- EXERCISE DIRECTIONS: The records appear below. Set down exactly each line from the one that contains "What's the underlying" through the last, both included.

- RECORD EXCERPTS:
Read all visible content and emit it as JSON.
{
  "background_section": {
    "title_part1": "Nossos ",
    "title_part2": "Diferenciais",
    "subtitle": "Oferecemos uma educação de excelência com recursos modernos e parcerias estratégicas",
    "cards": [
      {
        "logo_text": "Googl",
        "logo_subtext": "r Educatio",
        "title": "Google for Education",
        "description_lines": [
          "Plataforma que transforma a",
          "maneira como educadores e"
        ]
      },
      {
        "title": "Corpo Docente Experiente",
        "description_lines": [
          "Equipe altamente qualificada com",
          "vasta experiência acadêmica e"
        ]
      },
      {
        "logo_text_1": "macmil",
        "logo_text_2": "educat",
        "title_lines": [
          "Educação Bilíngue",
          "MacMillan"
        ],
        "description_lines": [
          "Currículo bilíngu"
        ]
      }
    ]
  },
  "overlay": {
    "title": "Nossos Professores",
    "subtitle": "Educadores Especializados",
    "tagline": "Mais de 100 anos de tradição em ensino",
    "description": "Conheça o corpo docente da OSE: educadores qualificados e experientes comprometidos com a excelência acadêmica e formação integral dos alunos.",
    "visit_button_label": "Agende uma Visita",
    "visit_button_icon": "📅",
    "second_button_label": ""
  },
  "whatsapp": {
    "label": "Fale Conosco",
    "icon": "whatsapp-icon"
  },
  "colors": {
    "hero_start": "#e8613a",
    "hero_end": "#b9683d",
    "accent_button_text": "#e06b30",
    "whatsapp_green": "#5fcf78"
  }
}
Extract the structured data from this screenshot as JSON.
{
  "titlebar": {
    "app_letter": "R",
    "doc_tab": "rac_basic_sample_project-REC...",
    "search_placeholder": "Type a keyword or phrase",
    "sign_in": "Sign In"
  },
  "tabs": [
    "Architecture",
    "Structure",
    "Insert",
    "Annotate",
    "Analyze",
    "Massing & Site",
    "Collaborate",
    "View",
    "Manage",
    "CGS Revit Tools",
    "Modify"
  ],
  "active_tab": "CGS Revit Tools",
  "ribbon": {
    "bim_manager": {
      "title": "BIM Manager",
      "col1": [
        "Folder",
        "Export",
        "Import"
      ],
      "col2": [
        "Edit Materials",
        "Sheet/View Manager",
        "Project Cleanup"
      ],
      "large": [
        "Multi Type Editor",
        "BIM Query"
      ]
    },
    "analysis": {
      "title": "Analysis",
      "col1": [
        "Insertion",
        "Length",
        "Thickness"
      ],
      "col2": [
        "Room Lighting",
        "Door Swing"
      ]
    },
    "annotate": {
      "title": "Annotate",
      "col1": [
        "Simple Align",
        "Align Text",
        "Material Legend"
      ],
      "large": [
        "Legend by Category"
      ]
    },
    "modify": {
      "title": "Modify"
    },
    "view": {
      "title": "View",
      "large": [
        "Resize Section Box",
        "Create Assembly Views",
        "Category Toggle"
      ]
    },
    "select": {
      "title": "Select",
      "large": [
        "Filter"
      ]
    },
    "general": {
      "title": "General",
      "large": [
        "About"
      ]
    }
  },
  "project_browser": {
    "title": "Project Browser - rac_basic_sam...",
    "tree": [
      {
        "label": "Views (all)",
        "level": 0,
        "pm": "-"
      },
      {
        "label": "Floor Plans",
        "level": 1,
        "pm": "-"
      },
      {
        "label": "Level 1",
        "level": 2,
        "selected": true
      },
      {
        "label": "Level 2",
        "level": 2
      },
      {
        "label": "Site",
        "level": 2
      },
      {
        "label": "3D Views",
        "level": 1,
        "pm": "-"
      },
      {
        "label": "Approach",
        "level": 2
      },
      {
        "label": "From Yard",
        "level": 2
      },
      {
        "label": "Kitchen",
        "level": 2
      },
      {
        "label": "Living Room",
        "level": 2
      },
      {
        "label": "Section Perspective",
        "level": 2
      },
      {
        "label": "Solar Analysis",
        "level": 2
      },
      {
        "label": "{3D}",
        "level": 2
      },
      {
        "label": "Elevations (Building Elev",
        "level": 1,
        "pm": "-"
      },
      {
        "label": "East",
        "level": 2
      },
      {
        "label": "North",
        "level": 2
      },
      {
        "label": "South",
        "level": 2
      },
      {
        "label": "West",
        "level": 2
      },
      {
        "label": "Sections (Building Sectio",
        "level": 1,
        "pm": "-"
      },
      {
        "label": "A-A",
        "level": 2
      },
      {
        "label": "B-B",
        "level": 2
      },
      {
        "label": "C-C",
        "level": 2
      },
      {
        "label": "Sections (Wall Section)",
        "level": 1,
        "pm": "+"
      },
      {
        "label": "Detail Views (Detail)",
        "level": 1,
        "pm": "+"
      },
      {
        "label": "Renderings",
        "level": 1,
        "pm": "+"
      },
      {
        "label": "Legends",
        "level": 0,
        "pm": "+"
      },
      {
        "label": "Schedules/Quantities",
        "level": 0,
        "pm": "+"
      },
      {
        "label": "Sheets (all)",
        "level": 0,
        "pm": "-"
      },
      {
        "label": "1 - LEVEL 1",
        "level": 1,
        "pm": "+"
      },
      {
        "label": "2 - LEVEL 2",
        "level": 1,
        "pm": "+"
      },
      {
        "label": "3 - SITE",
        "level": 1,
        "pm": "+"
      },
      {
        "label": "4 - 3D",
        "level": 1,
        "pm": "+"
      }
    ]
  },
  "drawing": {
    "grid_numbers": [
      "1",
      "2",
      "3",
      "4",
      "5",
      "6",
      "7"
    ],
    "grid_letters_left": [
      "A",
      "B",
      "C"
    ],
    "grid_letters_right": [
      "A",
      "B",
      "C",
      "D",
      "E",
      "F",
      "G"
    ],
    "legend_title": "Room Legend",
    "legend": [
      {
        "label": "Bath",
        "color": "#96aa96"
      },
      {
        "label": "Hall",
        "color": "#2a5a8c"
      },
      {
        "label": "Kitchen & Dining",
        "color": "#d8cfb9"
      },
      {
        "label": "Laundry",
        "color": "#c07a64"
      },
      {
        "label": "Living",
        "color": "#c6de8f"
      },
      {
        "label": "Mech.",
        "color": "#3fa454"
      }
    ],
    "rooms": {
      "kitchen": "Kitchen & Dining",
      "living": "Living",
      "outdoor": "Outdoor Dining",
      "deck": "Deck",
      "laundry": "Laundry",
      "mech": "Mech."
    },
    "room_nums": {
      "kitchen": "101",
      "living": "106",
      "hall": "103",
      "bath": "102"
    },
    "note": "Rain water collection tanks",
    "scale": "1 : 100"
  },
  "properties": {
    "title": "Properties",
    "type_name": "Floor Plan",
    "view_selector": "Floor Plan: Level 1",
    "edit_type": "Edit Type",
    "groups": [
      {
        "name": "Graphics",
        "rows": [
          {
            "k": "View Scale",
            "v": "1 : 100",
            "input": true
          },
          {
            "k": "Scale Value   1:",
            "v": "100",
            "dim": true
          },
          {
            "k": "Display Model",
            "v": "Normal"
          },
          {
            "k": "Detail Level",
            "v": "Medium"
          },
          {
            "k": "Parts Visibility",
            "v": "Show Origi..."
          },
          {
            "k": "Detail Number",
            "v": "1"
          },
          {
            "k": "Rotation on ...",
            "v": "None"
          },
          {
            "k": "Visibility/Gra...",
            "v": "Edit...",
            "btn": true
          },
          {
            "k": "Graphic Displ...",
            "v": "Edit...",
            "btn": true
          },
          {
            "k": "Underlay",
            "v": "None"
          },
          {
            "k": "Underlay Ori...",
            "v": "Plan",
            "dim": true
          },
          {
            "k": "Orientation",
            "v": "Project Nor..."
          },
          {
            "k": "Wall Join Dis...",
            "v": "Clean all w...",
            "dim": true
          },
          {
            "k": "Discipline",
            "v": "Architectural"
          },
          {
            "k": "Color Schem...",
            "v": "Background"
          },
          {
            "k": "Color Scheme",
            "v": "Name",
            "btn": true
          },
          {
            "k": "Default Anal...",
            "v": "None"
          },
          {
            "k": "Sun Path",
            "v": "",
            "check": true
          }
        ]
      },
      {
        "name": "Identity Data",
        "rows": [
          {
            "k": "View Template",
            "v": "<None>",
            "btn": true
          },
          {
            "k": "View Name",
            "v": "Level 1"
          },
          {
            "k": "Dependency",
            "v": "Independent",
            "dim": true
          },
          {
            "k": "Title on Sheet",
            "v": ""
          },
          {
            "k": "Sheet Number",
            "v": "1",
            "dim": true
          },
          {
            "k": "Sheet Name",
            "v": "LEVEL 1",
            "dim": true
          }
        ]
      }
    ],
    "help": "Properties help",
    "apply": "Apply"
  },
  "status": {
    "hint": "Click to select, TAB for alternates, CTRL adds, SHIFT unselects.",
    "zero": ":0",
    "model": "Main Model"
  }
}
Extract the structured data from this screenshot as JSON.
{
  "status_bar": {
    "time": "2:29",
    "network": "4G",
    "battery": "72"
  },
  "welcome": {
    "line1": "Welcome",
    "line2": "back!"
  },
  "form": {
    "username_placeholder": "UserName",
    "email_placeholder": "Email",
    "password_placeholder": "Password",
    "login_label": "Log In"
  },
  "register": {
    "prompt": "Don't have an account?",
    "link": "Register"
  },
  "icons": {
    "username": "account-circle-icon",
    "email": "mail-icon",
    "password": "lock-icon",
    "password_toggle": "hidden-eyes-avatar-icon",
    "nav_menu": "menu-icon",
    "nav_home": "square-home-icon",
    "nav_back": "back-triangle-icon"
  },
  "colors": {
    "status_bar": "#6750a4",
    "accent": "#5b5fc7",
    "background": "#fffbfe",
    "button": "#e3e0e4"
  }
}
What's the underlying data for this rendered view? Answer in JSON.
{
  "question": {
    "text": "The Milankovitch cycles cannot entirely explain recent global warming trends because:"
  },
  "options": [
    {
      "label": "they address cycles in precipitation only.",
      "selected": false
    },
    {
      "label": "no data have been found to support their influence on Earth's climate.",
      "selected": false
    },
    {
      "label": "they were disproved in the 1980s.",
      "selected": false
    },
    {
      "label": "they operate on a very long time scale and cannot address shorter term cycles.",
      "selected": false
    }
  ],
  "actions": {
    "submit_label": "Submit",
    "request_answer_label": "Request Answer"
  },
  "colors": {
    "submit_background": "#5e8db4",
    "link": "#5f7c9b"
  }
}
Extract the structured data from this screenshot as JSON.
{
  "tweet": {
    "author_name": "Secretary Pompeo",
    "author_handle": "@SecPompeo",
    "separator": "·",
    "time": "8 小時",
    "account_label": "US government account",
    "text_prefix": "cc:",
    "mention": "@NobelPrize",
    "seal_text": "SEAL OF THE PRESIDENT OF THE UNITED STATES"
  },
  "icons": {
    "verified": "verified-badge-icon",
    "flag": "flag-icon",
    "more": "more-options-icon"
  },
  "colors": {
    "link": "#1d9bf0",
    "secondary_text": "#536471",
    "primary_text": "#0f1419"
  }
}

- TASK SOLUTION:
What's the underlying data for this rendered view? Answer in JSON.
{
  "question": {
    "text": "The Milankovitch cycles cannot entirely explain recent global warming trends because:"
  },
  "options": [
    {
      "label": "they address cycles in precipitation only.",
      "selected": false
    },
    {
      "label": "no data have been found to support their influence on Earth's climate.",
      "selected": false
    },
    {
      "label": "they were disproved in the 1980s.",
      "selected": false
    },
    {
      "label": "they operate on a very long time scale and cannot address shorter term cycles.",
      "selected": false
    }
  ],
  "actions": {
    "submit_label": "Submit",
    "request_answer_label": "Request Answer"
  },
  "colors": {
    "submit_background": "#5e8db4",
    "link": "#5f7c9b"
  }
}
Extract the structured data from this screenshot as JSON.
{
  "tweet": {
    "author_name": "Secretary Pompeo",
    "author_handle": "@SecPompeo",
    "separator": "·",
    "time": "8 小時",
    "account_label": "US government account",
    "text_prefix": "cc:",
    "mention": "@NobelPrize",
    "seal_text": "SEAL OF THE PRESIDENT OF THE UNITED STATES"
  },
  "icons": {
    "verified": "verified-badge-icon",
    "flag": "flag-icon",
    "more": "more-options-icon"
  },
  "colors": {
    "link": "#1d9bf0",
    "secondary_text": "#536471",
    "primary_text": "#0f1419"
  }
}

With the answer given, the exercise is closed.